WHAT IS BEING ASKED: What is needed is an exact copy of the data that follows.

EXCERPTED RECORDS:
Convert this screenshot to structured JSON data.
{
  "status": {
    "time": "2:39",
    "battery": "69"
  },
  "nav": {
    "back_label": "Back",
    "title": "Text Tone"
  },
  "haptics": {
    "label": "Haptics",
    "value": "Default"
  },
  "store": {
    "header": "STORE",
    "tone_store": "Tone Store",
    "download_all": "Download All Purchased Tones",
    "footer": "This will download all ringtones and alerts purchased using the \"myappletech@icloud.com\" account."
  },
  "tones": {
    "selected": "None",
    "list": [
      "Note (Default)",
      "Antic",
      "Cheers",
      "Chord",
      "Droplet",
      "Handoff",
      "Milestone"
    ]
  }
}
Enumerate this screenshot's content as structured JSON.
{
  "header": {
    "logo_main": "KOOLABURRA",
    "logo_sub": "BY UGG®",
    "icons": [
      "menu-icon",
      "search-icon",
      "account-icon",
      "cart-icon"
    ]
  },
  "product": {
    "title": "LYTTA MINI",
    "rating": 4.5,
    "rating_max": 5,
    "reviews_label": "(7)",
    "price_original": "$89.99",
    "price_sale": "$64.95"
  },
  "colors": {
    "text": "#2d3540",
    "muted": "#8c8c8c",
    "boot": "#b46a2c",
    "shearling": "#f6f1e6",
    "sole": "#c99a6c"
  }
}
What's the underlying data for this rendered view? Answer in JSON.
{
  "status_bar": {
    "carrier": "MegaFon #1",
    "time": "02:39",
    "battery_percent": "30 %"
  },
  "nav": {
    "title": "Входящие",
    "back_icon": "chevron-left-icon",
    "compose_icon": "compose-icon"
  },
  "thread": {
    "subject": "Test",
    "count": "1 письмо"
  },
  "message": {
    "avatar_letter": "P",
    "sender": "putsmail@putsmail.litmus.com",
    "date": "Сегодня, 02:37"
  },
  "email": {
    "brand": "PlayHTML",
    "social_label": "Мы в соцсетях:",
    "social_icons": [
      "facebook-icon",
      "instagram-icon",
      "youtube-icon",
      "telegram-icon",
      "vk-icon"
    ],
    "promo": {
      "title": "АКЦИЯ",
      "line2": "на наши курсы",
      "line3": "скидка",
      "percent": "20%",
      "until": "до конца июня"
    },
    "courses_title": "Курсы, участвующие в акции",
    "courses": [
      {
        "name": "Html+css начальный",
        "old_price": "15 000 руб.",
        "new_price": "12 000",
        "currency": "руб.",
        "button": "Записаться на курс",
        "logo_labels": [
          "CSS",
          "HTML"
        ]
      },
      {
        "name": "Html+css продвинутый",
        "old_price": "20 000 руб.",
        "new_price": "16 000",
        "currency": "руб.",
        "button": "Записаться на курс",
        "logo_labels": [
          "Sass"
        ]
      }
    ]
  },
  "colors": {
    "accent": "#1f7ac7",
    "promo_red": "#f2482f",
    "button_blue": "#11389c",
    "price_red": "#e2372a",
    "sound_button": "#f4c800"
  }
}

WRITTEN ANSWER:
Convert this screenshot to structured JSON data.
{
  "status": {
    "time": "2:39",
    "battery": "69"
  },
  "nav": {
    "back_label": "Back",
    "title": "Text Tone"
  },
  "haptics": {
    "label": "Haptics",
    "value": "Default"
  },
  "store": {
    "header": "STORE",
    "tone_store": "Tone Store",
    "download_all": "Download All Purchased Tones",
    "footer": "This will download all ringtones and alerts purchased using the \"myappletech@icloud.com\" account."
  },
  "tones": {
    "selected": "None",
    "list": [
      "Note (Default)",
      "Antic",
      "Cheers",
      "Chord",
      "Droplet",
      "Handoff",
      "Milestone"
    ]
  }
}
Enumerate this screenshot's content as structured JSON.
{
  "header": {
    "logo_main": "KOOLABURRA",
    "logo_sub": "BY UGG®",
    "icons": [
      "menu-icon",
      "search-icon",
      "account-icon",
      "cart-icon"
    ]
  },
  "product": {
    "title": "LYTTA MINI",
    "rating": 4.5,
    "rating_max": 5,
    "reviews_label": "(7)",
    "price_original": "$89.99",
    "price_sale": "$64.95"
  },
  "colors": {
    "text": "#2d3540",
    "muted": "#8c8c8c",
    "boot": "#b46a2c",
    "shearling": "#f6f1e6",
    "sole": "#c99a6c"
  }
}
What's the underlying data for this rendered view? Answer in JSON.
{
  "status_bar": {
    "carrier": "MegaFon #1",
    "time": "02:39",
    "battery_percent": "30 %"
  },
  "nav": {
    "title": "Входящие",
    "back_icon": "chevron-left-icon",
    "compose_icon": "compose-icon"
  },
  "thread": {
    "subject": "Test",
    "count": "1 письмо"
  },
  "message": {
    "avatar_letter": "P",
    "sender": "putsmail@putsmail.litmus.com",
    "date": "Сегодня, 02:37"
  },
  "email": {
    "brand": "PlayHTML",
    "social_label": "Мы в соцсетях:",
    "social_icons": [
      "facebook-icon",
      "instagram-icon",
      "youtube-icon",
      "telegram-icon",
      "vk-icon"
    ],
    "promo": {
      "title": "АКЦИЯ",
      "line2": "на наши курсы",
      "line3": "скидка",
      "percent": "20%",
      "until": "до конца июня"
    },
    "courses_title": "Курсы, участвующие в акции",
    "courses": [
      {
        "name": "Html+css начальный",
        "old_price": "15 000 руб.",
        "new_price": "12 000",
        "currency": "руб.",
        "button": "Записаться на курс",
        "logo_labels": [
          "CSS",
          "HTML"
        ]
      },
      {
        "name": "Html+css продвинутый",
        "old_price": "20 000 руб.",
        "new_price": "16 000",
        "currency": "руб.",
        "button": "Записаться на курс",
        "logo_labels": [
          "Sass"
        ]
      }
    ]
  },
  "colors": {
    "accent": "#1f7ac7",
    "promo_red": "#f2482f",
    "button_blue": "#11389c",
    "price_red": "#e2372a",
    "sound_button": "#f4c800"
  }
}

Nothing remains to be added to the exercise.